It was 21 years ago this spring that my old friend Loraine Ocenas emceed my 50th birthday party and claimed its theme was: “How does it feel to have your future behind you?”
My answer, of course, was “my best years are ahead of me” and indeed, that turned out to be true.
Now at 71, if someone asked me the same thing at a similar party, I might attempt to say the same thing, but perhaps not quite so vigorously.
Where did all those years go? An awful lot has happened both to me and to the world we live in.
That 50th birthday party was in 1996. There barely was an internet back then and cell phones were, well, they were just phones. The first smartphone did not come out until 11 years later in 2007.
We had 2 grandchildren back in those days. Today we have 13 plus a great-grandchild on the way. We have seen our own children grow up and build lives on their own.
I like to give talks to graduation ceremonies. One of the things that I always tell the graduates is that my over-riding feeling during my graduation was simply: “What is going to happen to me?”
Well, I know what happened to me. Generally, it is pretty satisfying to look back with warm feelings at all those events and occurrences which make up the milestones in a person’s long life.
Celebrating our 50th wedding anniversary last year certainly is near the top of the list.
But those grandchildren — wow, are they ever special. Grandchildren have a purpose in life. That purpose is to show you that you have a hidden place in your heart. And that place is full of love for someone you are just finally getting to know.
We joke that our job as grandparents is to spoil ’em and sugar ’em up and then send them home!
Our children might be thinking that we consider them chopped liver because we will travel thousands of miles to see those wonderful grandkids.
During a 50-year-plus career, I always wanted to own businesses and we were fortunate in having that opportunity. We owned newspapers, print shops, magazines, book companies, and a half interest in an Internet company with our daughter Shelli Johnson and even an advertising agency.
We worked with wonderful people who became like members of our family. It was easy to deeply care about people who worked side-by-side with you on all those various endeavors.
Charity work was always important to Nancy and me and we believed in the pay it forward philosophy.
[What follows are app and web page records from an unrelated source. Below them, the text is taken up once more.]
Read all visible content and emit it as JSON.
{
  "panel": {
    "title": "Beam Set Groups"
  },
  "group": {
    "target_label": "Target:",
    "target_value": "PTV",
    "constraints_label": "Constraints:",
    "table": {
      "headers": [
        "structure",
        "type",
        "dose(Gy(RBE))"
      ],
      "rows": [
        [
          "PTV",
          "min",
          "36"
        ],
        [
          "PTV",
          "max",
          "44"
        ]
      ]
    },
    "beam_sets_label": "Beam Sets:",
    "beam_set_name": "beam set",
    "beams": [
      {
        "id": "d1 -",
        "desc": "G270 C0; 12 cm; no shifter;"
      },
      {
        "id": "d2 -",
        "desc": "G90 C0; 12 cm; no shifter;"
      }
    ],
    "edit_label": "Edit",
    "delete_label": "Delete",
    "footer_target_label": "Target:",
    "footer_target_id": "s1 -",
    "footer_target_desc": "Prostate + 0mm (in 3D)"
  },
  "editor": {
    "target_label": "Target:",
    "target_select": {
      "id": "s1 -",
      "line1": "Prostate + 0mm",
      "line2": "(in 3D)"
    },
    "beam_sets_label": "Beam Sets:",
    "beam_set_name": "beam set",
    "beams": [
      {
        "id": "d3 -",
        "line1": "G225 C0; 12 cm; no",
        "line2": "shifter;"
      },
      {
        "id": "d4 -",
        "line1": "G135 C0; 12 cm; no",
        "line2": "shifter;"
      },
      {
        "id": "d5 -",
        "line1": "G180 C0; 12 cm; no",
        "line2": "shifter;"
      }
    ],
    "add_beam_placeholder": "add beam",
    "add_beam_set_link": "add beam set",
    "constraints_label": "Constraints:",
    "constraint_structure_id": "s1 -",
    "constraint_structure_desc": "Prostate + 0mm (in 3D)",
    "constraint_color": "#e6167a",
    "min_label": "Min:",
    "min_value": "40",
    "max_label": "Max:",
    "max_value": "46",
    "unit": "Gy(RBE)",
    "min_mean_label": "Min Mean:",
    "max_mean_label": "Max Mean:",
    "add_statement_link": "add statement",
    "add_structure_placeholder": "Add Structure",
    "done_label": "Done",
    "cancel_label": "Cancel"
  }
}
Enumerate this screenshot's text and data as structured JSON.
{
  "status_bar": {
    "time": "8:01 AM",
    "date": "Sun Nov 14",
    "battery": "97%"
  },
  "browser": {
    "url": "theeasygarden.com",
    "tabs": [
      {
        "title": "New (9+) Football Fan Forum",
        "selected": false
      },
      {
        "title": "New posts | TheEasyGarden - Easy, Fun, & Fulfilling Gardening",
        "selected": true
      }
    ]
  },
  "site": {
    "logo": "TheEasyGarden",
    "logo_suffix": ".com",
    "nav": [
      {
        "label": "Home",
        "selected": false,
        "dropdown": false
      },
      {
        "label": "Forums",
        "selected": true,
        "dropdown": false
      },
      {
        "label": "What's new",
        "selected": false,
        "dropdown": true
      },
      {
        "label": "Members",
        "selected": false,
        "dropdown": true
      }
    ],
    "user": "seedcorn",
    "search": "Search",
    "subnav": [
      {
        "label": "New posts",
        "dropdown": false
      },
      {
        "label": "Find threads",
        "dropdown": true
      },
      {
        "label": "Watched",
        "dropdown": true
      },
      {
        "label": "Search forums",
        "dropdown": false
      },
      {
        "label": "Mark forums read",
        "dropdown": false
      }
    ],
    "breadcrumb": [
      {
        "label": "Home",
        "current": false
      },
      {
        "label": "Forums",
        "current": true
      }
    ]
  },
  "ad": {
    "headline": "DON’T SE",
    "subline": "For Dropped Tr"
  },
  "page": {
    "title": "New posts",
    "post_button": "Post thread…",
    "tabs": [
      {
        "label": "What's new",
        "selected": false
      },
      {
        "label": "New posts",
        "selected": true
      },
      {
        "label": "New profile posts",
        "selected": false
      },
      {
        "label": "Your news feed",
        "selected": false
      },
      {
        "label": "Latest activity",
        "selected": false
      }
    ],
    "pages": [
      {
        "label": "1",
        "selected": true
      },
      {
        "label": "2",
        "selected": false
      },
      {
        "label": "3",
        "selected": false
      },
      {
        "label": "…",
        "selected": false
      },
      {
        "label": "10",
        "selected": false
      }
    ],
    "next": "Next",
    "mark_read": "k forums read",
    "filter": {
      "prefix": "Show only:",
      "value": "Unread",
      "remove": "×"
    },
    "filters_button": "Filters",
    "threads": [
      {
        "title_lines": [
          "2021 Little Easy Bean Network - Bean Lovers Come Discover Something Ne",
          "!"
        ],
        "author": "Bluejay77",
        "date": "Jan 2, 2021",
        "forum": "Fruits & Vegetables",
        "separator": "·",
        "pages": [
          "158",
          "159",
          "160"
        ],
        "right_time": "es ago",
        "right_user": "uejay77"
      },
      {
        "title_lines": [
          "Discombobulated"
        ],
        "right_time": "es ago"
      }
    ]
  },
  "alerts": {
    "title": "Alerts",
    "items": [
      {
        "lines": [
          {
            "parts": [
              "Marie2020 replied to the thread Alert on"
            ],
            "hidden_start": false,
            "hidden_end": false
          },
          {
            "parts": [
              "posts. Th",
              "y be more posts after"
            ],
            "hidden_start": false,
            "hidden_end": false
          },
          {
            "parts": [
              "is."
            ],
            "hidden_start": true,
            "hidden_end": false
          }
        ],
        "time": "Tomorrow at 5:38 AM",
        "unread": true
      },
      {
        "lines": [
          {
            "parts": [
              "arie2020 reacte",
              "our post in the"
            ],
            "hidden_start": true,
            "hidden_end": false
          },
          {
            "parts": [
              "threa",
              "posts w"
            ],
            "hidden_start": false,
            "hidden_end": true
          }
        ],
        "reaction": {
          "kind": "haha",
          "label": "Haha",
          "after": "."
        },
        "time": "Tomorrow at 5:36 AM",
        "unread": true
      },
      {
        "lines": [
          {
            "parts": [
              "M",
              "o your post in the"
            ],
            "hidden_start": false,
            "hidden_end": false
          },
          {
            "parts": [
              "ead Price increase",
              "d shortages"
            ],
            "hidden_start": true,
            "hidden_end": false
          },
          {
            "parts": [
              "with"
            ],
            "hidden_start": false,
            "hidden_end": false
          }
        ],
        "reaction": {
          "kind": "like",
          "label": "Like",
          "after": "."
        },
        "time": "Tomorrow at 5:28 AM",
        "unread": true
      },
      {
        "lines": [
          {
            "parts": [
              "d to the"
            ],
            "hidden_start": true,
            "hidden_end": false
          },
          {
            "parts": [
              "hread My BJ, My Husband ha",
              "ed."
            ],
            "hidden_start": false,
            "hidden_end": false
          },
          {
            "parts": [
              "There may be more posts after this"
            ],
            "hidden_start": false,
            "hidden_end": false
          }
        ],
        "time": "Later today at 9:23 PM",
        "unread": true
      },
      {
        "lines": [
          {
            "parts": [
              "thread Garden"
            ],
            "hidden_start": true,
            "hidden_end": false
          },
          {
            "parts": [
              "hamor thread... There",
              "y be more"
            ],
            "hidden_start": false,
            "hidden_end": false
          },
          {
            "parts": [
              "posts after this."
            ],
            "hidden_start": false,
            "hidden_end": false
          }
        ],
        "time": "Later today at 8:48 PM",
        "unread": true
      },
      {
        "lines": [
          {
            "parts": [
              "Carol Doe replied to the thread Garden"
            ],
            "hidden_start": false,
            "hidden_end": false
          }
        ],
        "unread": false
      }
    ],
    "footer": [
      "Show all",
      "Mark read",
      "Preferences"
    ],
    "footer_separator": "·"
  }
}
We often got more out of these projects then we expended.
Some years ago, I wrote a piece called “the 20 things I learned in 50 years of business.” One of those was to “love your customers.” We really did love ours, and that is something that I miss a lot now that we are not going to work every day.
Over the years, we managed to indulge ourselves in big-boy toys like a nice boat, a motorhome and even an airplane.
After flying for 30 years, we quit when a detached retina seven years ago made that a risky business. But what a joy it is to fly over a wonderful state like Wyoming! If you love this state from the ground, you need to see it from above. I just could not get enough of it.
Recently Nancy and I visited Flaming Gorge where we kept a boat for 10 years. Sure made us nostalgic. But our boating days are over, too.
Our old motorhome, nicknamed Follow My Nose, is not a toy but a real home for us. We like to travel south in the winter in it to get away from cold and snow. We have made great friends with that lifestyle.
About the only big-boy toys we managed to avoid were horses. We do rent out our pasture to horse-lovers, so we get to see horses every day.
A coffee klatch called the Fox News All-Stars puts up with me as we sit around telling lies most every morning at the Inn at Lander. Been attending that group for 47 years.
Our lives have not all been rosy. Watching family and friends get ill or die has been difficult. Dealing with stubborn illnesses has not been fun. But you soldier on and finally reach your seventh decade.
At my age, I am finally a grown up. It takes men a long, long time to develop. Luckily I married a very mature woman, who at the age of 19 was more mature than I was at 50.
Guys are just guys.
Face it; we go stumbling along, scratching ourselves in embarrassing places and making horrible noises at the wrong time. We often are selfish and we don’t talk much.
I used to refer to my life as four quarters, like a football game. If so, we are definitely in the fourth quarter.
Today, I prefer to think of life as a nine-inning baseball game. I am now in the middle of the seventh inning. It’s time for a nice stretch.
Check out Bill Sniffin’s columns at billsniffin.com. He is a longtime Wyoming journalist from Lander who has written six books, which are available at fine stores. His latest is Wyoming at 125. His books are also available at wyomingwonders.com.